Before I discuss how to cope with touch deprivation, let's take a look at why touch is so important and essential to our sense of well-being.  

Coping with Touch Deprivation

Touching in all its varieties, including hugs, handshakes, a pat on the arm or back, a kiss, a sensual touch, can:
  • Calm your nervous system
  • Boost your immune system
  • Reduce cortisol, which is a stress hormone
  • Reduce physical pain
  • Activate oxytocin, which is often called the "cuddle hormone." It's essential for mother-child bonding, intimate relationships and to increase your sense of well-being and calm
  • Improve your mood 
  • Reduce stress, anxiety and depression
  • Improve your sleep 
  • Reduce loneliness and feelings of isolation
Given the power of touch and that it's essential to our well-being, is it any wonder that so many people are feeling sad and depressed because they're touch deprived?

Coping With Touch Deprivation
Following CDC guidelines about social distancing is crucial during this global pandemic.  

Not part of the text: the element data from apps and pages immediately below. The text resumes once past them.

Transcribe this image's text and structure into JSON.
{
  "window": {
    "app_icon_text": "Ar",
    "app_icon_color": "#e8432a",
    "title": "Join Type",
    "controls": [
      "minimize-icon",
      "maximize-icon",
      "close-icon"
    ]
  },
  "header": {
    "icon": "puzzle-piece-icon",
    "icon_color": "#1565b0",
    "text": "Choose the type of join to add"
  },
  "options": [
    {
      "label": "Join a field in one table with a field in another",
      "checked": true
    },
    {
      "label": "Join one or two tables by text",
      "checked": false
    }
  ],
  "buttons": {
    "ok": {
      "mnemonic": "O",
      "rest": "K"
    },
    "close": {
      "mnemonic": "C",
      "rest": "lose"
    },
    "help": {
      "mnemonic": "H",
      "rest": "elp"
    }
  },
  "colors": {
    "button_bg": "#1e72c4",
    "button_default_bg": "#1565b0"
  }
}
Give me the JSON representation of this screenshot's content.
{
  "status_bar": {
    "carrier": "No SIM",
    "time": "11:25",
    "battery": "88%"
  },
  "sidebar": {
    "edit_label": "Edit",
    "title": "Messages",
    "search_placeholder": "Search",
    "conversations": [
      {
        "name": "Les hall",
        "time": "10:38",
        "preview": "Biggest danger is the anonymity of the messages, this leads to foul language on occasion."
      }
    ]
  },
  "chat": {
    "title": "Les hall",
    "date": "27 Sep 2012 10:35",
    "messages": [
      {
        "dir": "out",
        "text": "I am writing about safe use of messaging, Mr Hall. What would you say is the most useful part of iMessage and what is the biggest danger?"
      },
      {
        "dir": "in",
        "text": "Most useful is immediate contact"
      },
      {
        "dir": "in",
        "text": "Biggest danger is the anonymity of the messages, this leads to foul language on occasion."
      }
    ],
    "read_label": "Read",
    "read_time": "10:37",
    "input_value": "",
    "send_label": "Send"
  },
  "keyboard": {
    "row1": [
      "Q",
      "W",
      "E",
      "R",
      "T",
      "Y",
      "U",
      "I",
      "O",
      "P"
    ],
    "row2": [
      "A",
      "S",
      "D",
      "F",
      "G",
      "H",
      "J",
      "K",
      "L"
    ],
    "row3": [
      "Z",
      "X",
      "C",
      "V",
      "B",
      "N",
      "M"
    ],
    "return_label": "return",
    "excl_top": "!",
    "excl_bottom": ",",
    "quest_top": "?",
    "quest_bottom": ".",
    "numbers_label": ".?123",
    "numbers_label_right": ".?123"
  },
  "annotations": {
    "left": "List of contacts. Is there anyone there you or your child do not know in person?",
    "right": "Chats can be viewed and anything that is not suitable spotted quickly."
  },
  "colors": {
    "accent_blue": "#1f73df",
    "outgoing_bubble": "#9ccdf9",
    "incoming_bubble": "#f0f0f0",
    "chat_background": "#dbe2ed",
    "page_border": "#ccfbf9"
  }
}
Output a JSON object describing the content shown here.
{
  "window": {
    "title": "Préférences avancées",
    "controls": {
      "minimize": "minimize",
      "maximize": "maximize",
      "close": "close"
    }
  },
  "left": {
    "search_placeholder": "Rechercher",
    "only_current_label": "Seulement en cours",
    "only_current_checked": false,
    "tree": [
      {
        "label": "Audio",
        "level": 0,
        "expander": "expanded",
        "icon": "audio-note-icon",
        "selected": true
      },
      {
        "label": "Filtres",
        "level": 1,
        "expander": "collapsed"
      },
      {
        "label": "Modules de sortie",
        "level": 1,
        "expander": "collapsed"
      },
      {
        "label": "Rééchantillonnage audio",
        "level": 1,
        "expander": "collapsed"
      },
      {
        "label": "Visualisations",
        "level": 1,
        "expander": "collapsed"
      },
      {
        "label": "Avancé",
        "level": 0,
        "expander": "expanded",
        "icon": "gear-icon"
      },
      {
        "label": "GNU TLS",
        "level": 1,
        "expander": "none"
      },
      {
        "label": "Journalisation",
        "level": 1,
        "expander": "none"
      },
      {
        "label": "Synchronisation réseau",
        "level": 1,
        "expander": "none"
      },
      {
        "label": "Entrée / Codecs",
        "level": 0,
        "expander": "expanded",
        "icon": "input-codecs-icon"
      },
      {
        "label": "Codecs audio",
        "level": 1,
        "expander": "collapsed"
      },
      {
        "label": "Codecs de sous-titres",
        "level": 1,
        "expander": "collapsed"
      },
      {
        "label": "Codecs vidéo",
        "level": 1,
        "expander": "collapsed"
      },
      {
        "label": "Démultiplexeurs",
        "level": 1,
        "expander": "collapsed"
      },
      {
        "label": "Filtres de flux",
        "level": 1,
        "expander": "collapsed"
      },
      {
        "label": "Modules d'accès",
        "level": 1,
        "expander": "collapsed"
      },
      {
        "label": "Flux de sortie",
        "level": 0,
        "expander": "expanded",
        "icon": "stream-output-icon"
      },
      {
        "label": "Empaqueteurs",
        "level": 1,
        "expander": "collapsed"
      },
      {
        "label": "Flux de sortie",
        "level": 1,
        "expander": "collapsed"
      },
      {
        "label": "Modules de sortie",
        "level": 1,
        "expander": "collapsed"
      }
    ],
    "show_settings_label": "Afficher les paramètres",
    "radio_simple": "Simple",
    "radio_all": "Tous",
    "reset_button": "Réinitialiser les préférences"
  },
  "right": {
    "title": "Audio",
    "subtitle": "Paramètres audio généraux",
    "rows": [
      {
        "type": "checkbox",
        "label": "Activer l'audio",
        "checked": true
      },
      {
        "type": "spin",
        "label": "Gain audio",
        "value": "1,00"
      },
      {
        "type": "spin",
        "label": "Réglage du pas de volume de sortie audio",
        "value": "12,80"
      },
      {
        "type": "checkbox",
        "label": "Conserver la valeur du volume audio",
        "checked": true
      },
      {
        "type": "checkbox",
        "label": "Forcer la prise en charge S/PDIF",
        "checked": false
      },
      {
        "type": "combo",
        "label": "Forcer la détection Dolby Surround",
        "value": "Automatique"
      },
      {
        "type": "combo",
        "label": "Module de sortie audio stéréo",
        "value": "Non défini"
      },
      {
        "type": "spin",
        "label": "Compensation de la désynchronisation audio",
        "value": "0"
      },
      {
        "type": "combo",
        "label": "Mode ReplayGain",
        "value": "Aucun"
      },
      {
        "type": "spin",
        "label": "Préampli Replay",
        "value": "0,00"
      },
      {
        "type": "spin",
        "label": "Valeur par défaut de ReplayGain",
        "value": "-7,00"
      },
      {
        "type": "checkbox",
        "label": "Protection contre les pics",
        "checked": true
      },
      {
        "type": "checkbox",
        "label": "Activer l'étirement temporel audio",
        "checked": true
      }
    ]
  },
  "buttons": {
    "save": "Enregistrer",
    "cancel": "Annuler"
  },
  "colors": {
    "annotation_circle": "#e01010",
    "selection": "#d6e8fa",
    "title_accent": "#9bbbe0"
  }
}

At the same time, while it's normal to struggle with the loss of touch, you can find other ways to build connection and reduce social isolation (see my article: Undoing Feelings of Aloneness During the COVID-19 Pandemic).
  • Video Chats: If you're isolated during the COVID-19 pandemic, one way to reduce feelings of loneliness and isolation is to reach out to loved ones through online video chats.  Mirror neurons, which are neurons in the brain that are activated to create an empathic response when we look at others, helps us to feel socially connected. So, being able to connect through video chat can help to mitigate feelings of sadness and loneliness.  
  • Phone Calls and Looking at Photos of Loved Ones: Even if you can't connect via video chat, you can also experience the same empathic response if you look at a loved one's picture while talking to him or her on the phone.  
  • Imagination: If neither video chats or phone calls are possible, using your imagination to envision yourself hugging or being hugged by a loved one can also be comforting.
Getting Help in Therapy
Many people have been reaching out for help during this stressful time.

If you're feeling overwhelmed, know that you're not alone.  

A licensed psychotherapist can help you to navigate through this difficult time. So rather than struggling on your own, reach out for help and emotional support.  

Getting emotional support in therapy can make all the difference in helping you to improve your mood and general sense of well-being.

About Me
I am a licensed NYC psychotherapist, hypnotherapist, EMDR, AEDP, EFT and Somatic Experiencing therapist (see my article: The Therapeutic Benefits of Integrative Psychotherapy).

I work with individual adults and couples.

To find out more about me, visit my website: Josephine Ferraro, LCSW - NYC Psychotherapist.

To set up a consultation, call me at (917) 742-2624 during business hours or email me.